Saturday, January 1, 2011
California, trees and nuts
Did Ian mention his fondness for bridges?
The Golden Gate in particular?
After a sunny sojourn in San Francisco it was back on the road north — this time on Highway 101 across the bridge yet again, this time in the rain and hordes of traffic toward California wine country. Our trip took us through the Sonoma Valley, the less famous but equally wine-blessed sister valley to the Napa, then on.
There was little time for wine tasting, as Ian has been the solo driver thus far on the trip and also has been the solo wine drinker for far longer than that. In the interests of sobriety, it was decided we would keep on going even though the vote on the issue was 1-1. Apparently in the democracy of marriage, some votes carry more weight than others.
The state is one of sharp contrasts, with densely populated urban areas interspersed with huge areas that seem almost empty as we speed along the highway that snakes north through the mountains, playing peek-a-boo with the ocean and the flowing mountain streams, then switching to a narrow corridor of towering evergreens altogether too reminiscent of the canyons of concrete that dominate the urban settings now behind us.
It was also along this stretch that we saw one of the eccentrics for which California is so justly famous. As we approached along the rainy road, a figure ahead, clad in a tuque, ski jacket and carrying a backpack burst into a lively jig in the middle of the lane of what we thought was our lane. With canvas sneakers bouncing and hopping, and arms waving, the bearded walker saluted our passing in a pas de deux alone. California indeed.
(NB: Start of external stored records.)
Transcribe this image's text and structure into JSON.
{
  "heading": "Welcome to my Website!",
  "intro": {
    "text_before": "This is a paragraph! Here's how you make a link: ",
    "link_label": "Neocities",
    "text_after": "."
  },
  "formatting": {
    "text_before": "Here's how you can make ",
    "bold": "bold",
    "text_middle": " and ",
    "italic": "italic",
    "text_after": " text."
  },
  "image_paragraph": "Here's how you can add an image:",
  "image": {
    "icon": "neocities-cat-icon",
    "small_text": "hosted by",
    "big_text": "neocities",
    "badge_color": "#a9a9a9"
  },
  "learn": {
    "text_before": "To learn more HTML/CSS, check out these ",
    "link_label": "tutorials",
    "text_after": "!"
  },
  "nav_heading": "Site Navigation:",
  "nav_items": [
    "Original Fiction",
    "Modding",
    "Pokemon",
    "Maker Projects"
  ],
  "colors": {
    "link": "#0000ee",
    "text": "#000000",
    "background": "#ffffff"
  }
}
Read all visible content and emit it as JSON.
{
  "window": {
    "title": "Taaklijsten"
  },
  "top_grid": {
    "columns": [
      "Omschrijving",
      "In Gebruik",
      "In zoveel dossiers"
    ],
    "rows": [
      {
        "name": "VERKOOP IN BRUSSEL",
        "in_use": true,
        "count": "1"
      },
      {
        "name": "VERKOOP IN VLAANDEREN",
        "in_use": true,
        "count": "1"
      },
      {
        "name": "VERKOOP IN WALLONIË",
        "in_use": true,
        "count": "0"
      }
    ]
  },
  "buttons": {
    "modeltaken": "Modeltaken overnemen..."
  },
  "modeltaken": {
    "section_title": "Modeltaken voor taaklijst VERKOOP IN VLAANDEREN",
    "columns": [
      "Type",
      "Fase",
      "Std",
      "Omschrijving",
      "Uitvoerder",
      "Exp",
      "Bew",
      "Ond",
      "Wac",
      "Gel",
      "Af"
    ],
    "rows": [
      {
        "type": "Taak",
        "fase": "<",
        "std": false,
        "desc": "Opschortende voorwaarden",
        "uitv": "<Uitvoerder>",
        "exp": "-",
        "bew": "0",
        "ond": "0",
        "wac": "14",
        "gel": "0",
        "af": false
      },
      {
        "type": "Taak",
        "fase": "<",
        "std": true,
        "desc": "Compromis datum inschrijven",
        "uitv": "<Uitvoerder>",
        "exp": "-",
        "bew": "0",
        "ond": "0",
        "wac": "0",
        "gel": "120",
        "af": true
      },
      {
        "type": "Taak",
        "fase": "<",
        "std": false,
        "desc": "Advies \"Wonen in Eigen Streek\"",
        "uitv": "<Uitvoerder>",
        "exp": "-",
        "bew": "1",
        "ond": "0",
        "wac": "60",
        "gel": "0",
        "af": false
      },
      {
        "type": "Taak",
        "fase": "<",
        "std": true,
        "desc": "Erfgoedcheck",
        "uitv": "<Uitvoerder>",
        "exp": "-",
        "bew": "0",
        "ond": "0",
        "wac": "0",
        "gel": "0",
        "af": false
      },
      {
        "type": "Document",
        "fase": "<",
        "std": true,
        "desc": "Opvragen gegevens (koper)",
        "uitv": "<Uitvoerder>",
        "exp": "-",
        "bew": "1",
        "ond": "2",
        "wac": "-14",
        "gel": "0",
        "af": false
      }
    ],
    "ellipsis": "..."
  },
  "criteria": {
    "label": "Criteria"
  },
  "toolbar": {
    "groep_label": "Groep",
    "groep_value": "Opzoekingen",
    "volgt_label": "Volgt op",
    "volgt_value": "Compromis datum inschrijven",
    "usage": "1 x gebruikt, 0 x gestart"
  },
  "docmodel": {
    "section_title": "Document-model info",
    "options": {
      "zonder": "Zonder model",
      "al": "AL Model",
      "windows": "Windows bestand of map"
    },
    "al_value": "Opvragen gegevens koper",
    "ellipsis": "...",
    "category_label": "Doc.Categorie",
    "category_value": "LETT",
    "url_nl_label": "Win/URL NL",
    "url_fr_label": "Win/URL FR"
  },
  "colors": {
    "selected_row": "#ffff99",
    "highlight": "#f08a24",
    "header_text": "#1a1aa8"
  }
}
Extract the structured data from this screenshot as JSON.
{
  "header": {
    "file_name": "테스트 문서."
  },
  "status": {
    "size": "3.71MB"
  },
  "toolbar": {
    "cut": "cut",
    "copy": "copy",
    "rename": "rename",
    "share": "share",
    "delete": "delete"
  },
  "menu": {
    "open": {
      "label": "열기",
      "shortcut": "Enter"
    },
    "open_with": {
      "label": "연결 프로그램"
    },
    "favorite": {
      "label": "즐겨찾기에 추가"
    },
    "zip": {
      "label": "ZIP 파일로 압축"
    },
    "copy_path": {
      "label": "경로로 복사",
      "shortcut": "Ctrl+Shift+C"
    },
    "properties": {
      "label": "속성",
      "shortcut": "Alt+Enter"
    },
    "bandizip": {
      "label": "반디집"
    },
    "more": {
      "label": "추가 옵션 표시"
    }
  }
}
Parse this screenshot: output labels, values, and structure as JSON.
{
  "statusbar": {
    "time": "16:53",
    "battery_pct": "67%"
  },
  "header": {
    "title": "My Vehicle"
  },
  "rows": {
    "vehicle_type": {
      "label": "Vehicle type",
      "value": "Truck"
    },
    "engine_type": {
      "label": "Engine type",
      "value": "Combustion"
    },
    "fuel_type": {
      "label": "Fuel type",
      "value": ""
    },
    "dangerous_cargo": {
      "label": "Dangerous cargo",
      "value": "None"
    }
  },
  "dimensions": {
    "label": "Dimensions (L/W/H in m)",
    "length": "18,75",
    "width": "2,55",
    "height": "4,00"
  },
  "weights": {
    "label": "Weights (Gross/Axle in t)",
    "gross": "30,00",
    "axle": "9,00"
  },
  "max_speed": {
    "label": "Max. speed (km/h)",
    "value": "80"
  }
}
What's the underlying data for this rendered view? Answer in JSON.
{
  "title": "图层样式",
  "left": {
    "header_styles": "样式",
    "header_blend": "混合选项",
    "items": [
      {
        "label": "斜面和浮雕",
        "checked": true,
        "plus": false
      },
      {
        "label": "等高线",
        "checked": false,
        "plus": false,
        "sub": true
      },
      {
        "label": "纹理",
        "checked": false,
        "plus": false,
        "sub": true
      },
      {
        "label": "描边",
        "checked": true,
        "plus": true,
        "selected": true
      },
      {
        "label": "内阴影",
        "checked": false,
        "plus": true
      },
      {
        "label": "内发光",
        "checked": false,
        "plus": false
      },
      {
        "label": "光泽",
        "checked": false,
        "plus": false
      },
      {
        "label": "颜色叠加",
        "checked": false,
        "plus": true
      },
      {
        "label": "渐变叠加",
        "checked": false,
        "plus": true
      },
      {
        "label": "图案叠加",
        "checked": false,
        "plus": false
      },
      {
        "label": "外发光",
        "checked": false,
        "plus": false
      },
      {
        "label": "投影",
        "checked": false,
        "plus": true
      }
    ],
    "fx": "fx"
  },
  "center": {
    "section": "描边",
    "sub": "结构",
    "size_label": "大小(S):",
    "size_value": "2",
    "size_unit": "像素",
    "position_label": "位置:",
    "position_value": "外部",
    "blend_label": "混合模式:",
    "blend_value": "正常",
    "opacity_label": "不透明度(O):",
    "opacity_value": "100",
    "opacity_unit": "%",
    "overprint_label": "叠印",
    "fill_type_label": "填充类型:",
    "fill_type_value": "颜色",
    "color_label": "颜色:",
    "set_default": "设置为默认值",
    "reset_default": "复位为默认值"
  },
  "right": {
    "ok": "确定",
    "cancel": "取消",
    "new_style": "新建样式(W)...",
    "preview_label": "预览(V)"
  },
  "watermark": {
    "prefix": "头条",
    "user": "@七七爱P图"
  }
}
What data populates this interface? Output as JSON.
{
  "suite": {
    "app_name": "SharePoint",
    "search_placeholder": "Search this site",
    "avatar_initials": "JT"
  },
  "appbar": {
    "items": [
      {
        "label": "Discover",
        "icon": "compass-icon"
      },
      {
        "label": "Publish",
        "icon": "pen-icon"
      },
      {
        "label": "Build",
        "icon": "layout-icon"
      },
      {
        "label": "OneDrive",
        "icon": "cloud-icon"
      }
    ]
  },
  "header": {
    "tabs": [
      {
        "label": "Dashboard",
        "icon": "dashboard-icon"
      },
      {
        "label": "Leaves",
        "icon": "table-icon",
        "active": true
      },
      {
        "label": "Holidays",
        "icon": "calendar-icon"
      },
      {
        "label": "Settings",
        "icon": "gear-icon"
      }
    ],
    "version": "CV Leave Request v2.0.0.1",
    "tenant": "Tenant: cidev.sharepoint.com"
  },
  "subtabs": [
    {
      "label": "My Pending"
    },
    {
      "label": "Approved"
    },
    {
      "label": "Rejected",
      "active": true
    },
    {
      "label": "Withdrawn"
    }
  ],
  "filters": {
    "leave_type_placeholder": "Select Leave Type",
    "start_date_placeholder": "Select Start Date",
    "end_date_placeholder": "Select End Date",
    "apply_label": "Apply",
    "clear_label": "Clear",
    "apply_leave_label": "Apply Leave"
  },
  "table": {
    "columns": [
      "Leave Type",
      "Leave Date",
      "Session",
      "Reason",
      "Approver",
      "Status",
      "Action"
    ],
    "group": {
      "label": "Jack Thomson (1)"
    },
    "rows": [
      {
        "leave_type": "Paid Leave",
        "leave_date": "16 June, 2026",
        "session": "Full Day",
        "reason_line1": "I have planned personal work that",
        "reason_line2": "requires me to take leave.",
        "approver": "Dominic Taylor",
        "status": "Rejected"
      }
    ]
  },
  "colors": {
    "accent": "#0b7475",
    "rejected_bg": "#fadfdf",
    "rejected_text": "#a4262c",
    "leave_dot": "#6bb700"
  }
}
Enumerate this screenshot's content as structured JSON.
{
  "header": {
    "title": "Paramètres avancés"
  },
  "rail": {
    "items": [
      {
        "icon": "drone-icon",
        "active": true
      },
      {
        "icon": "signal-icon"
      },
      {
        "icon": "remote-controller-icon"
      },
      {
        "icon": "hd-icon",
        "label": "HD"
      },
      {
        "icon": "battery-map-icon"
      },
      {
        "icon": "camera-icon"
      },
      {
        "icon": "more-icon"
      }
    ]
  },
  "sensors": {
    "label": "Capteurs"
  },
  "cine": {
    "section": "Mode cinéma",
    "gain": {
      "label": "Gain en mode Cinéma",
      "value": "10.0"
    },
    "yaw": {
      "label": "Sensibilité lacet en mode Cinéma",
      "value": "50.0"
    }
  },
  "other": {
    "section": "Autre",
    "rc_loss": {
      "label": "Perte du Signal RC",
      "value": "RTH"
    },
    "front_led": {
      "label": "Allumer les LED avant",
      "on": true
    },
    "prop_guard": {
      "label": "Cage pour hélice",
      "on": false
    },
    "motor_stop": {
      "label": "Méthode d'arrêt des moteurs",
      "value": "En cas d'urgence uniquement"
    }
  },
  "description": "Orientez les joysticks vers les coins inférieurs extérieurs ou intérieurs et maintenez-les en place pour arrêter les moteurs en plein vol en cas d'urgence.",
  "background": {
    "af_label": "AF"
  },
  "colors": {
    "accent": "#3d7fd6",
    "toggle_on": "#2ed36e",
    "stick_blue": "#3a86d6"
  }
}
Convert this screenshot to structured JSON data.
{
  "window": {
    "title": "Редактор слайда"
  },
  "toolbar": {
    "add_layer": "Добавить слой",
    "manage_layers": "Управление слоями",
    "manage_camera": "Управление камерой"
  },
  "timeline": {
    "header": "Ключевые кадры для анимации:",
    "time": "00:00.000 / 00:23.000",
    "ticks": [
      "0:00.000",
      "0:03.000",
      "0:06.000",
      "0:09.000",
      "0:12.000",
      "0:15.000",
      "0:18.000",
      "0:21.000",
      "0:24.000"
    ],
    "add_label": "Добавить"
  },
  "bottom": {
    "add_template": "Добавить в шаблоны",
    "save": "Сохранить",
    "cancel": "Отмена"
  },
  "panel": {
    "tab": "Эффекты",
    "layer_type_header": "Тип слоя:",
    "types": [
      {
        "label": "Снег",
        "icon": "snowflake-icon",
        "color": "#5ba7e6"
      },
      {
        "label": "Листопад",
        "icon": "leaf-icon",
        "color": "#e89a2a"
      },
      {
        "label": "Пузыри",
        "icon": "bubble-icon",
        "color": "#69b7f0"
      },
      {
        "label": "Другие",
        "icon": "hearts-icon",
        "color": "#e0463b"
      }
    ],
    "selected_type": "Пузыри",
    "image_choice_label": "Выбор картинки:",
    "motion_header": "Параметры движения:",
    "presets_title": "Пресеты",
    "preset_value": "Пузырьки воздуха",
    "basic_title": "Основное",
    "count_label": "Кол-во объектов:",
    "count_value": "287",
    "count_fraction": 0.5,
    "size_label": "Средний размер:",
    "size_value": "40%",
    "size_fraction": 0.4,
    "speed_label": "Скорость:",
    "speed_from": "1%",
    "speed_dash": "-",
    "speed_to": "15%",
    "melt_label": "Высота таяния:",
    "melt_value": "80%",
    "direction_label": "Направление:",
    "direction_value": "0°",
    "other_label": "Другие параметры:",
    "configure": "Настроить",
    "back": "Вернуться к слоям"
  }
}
And so to the mightiest of these corridors, the Avenue of the Redwoods, with their massive branches lacing their fingers together and their enormous trunks emphasizing the insignificance of man. Shrugging off the steady rain from overhead and waltzing in place in an on-and-off courtship with the autumn wind, the mighty trees seem to bless us as we pass, as if wishing us a safe journey home, and to our everyday lives.
But not yet.
The road takes us north to Crescent City, then it’s on to Grant’s Pass, the I-5 and Oregon where our companions will be far less wooden and far more human — friends are why we do this.